_What needs to be done_: The reply should consist of one number, the count of lines below in which the word "label" appears.
(Beginning of Supplied material)
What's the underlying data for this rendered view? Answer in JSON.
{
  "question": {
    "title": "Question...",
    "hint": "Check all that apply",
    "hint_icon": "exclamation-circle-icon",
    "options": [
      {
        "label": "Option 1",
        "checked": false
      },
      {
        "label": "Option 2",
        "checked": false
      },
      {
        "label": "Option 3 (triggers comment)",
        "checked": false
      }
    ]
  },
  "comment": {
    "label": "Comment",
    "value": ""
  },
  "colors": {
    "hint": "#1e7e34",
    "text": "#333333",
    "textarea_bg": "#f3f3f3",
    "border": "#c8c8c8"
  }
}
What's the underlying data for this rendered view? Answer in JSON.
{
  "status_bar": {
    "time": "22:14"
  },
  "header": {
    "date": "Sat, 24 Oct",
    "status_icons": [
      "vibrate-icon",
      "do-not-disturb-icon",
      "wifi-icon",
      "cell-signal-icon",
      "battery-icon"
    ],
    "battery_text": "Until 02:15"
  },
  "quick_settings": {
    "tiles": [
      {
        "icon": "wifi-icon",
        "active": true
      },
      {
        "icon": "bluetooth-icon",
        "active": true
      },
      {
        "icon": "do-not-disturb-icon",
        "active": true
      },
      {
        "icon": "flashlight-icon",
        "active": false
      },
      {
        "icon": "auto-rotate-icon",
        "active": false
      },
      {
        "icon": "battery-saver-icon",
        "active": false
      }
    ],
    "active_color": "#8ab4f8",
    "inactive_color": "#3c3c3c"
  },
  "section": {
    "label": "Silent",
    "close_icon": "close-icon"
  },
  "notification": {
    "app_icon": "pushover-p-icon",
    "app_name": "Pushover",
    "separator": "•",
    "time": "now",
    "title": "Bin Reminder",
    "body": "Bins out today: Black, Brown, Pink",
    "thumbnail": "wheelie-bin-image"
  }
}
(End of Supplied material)
_Exercise answer_: 5